• Instructions to follow
Return all of the data that follows precisely, leaving every image out.

• Information shown
________________________

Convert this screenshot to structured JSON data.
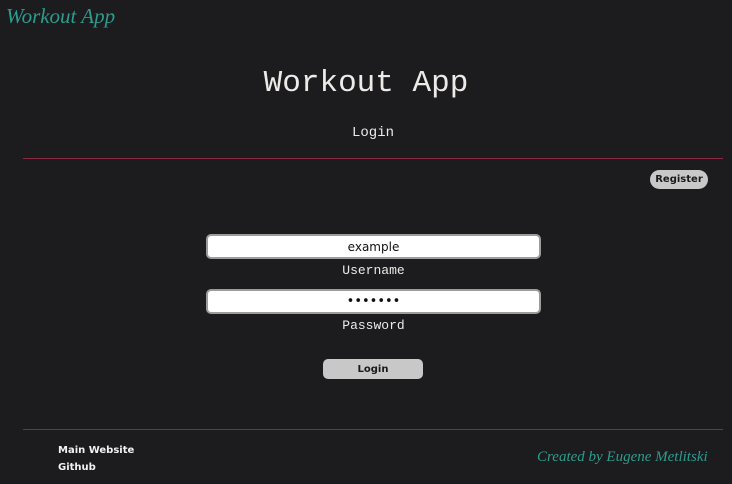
{
  "brand": {
    "name": "Workout App"
  },
  "header": {
    "title": "Workout App",
    "subtitle": "Login"
  },
  "actions": {
    "register_label": "Register",
    "login_label": "Login"
  },
  "form": {
    "username": {
      "value": "example",
      "label": "Username"
    },
    "password": {
      "value": "1234567",
      "label": "Password"
    }
  },
  "footer": {
    "links": [
      "Main Website",
      "Github"
    ],
    "credit": "Created by Eugene Metlitski"
  },
  "colors": {
    "background": "#1c1b1d",
    "accent": "#2a9d8f",
    "divider": "#8a2840",
    "button": "#c8c8c8"
  }
}
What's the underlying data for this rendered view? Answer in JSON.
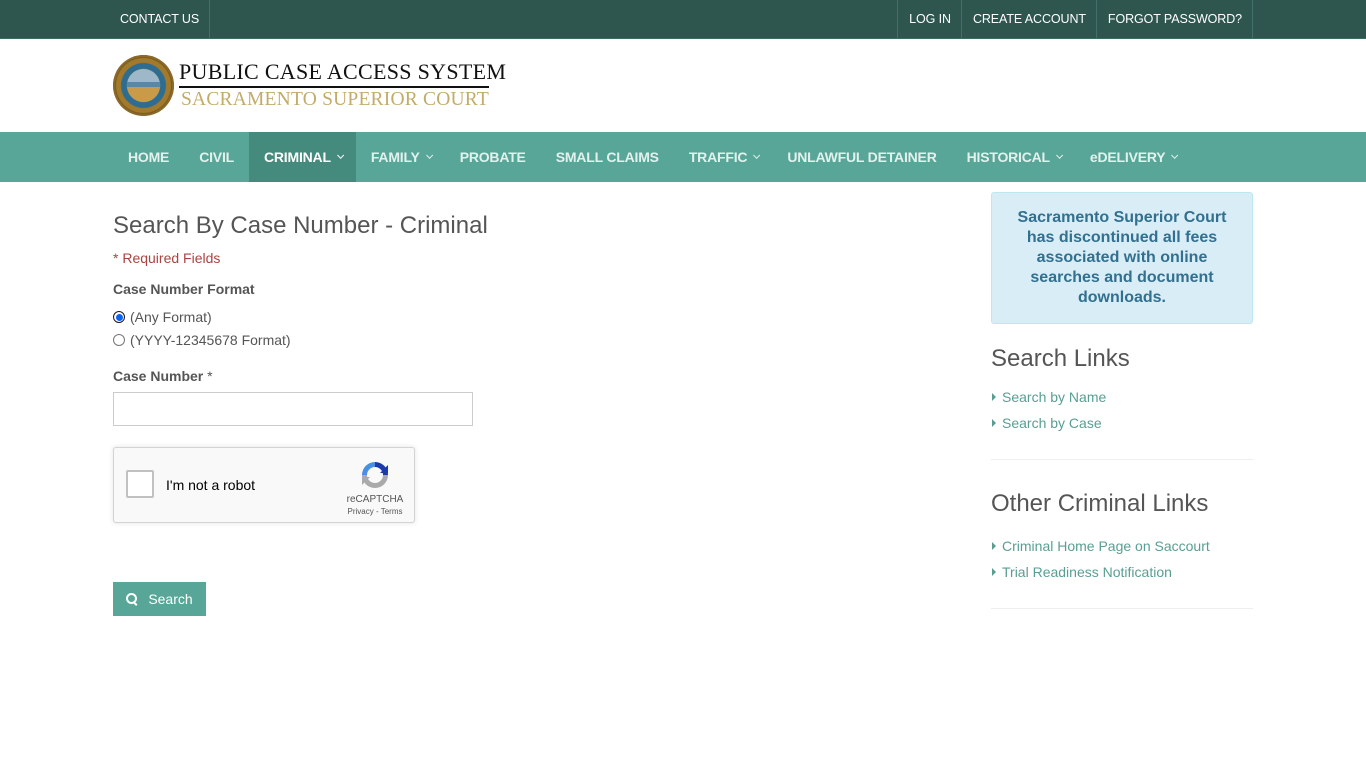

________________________

• Output of the task
Convert this screenshot to structured JSON data.
{
  "brand": {
    "name": "Workout App"
  },
  "header": {
    "title": "Workout App",
    "subtitle": "Login"
  },
  "actions": {
    "register_label": "Register",
    "login_label": "Login"
  },
  "form": {
    "username": {
      "value": "example",
      "label": "Username"
    },
    "password": {
      "value": "1234567",
      "label": "Password"
    }
  },
  "footer": {
    "links": [
      "Main Website",
      "Github"
    ],
    "credit": "Created by Eugene Metlitski"
  },
  "colors": {
    "background": "#1c1b1d",
    "accent": "#2a9d8f",
    "divider": "#8a2840",
    "button": "#c8c8c8"
  }
}
What's the underlying data for this rendered view? Answer in JSON.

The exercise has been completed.